Exercise:
Look through the entries. Copy each line that has the word "potion".

Records for this task:

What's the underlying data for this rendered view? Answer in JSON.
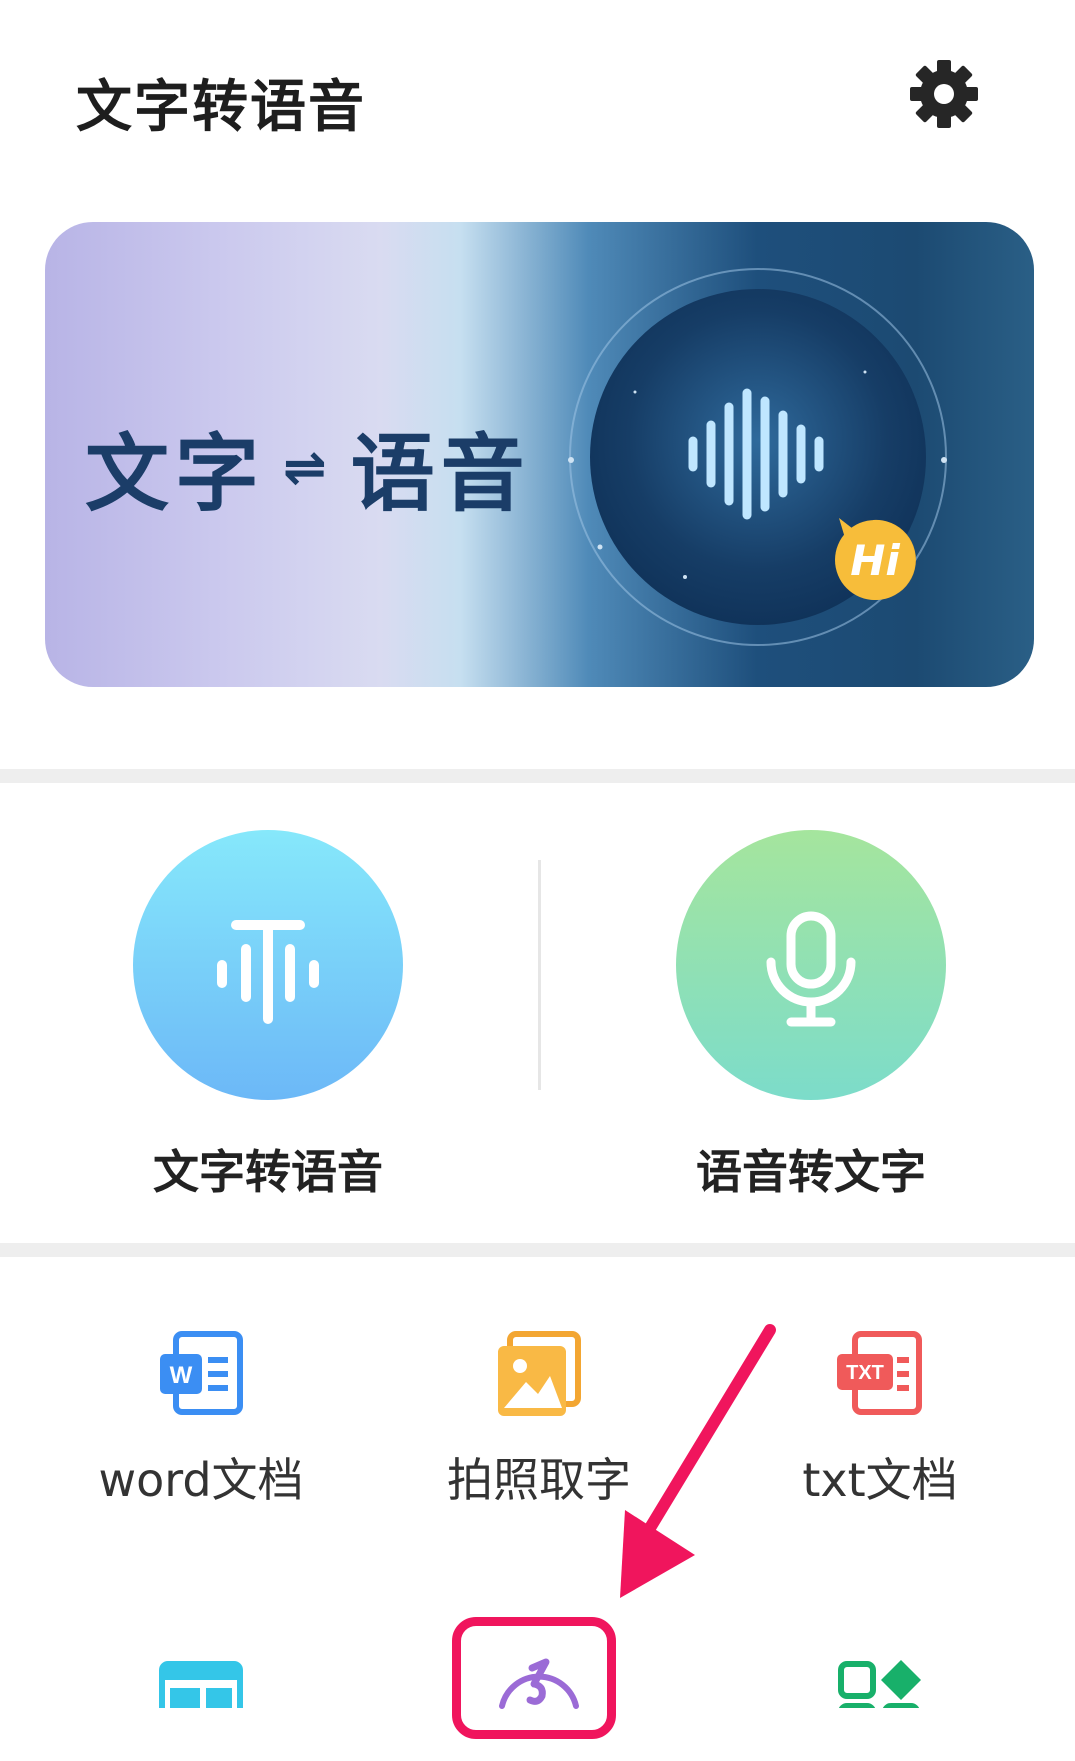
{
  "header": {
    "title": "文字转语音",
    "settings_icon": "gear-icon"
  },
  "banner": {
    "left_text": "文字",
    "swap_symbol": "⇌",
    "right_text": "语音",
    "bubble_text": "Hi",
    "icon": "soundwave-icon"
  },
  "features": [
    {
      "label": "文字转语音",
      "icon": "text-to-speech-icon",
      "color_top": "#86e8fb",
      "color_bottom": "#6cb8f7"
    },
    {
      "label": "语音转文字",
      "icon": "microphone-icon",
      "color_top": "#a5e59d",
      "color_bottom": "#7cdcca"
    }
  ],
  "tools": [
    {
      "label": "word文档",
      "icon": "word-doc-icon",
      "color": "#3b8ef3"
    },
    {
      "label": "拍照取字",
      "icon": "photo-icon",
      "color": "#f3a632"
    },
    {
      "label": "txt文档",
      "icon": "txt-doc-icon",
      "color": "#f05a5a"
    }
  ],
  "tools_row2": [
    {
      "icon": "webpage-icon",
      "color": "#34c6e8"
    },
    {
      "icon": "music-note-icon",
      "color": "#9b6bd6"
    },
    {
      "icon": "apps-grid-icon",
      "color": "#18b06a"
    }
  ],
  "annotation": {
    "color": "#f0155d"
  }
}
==
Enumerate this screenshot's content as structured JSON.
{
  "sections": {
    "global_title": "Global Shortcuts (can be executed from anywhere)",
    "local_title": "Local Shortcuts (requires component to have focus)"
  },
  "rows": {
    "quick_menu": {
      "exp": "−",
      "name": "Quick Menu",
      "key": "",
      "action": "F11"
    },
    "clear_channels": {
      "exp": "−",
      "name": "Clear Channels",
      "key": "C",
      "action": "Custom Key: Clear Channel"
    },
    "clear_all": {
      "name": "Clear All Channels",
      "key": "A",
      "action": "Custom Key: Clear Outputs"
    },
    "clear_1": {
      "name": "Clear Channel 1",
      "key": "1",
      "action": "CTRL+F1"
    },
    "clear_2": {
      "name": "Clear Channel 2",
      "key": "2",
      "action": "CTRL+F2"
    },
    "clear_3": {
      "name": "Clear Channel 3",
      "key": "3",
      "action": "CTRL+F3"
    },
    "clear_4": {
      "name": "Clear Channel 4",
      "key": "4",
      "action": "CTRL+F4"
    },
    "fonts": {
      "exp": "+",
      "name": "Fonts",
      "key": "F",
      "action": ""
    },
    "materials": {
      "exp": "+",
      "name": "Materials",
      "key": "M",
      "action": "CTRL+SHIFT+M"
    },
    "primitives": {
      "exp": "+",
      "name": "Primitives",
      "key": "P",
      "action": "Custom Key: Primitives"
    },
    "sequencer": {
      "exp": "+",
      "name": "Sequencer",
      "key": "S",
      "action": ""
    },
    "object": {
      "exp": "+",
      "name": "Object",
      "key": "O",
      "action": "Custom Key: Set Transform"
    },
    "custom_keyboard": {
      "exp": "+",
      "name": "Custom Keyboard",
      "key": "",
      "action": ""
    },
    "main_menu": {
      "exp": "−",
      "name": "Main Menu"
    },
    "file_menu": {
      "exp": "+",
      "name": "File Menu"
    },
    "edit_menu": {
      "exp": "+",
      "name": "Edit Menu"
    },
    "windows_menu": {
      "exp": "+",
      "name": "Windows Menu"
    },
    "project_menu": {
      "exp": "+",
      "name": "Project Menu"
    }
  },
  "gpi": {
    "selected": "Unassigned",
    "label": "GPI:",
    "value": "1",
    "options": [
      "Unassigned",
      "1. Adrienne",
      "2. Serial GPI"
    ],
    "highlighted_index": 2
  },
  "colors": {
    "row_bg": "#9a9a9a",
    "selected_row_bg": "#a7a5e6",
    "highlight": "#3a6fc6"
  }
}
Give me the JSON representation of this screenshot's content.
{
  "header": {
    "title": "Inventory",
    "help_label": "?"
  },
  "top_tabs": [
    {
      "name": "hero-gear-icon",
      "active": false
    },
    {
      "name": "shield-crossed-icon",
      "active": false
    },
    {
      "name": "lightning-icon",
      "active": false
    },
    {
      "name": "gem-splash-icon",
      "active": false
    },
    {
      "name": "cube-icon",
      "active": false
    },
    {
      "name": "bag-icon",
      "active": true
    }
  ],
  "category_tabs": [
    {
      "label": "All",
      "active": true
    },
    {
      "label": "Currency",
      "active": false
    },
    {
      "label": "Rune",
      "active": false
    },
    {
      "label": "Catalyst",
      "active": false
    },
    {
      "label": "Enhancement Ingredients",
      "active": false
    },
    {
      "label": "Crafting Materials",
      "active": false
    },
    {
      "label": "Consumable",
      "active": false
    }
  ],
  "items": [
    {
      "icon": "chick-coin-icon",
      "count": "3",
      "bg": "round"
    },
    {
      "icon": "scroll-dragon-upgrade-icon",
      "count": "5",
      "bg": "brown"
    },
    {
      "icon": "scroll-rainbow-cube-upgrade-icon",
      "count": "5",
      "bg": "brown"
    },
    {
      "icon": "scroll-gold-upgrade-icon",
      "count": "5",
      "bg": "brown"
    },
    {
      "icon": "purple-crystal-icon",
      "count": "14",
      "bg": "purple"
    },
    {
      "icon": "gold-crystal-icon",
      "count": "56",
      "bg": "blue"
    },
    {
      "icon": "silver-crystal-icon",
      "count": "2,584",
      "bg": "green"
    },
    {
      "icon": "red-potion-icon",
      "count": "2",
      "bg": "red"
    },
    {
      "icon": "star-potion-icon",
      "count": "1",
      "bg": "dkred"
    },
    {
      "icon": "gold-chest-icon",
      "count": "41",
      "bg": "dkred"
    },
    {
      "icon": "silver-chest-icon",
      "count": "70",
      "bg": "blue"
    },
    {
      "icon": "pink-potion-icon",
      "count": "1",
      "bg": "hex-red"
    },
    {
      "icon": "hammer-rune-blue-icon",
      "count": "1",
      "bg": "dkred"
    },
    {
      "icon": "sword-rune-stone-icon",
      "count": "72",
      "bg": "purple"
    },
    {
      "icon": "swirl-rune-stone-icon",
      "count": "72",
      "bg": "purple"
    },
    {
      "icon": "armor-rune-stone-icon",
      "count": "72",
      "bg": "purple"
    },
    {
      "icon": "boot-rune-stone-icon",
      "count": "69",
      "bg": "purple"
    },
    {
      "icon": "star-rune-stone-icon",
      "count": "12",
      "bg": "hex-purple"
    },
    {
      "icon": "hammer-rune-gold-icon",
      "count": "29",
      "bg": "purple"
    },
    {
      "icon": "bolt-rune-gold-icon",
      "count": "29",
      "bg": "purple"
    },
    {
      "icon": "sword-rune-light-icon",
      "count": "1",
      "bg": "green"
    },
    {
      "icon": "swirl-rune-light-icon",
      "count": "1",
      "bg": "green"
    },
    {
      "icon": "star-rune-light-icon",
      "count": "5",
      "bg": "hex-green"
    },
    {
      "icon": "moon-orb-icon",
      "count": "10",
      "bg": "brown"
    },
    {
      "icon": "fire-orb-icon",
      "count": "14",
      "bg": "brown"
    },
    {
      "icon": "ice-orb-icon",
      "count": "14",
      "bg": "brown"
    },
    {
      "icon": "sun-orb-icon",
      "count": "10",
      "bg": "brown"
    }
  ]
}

Result for this task:
      "icon": "red-potion-icon",
      "icon": "star-potion-icon",
      "icon": "pink-potion-icon",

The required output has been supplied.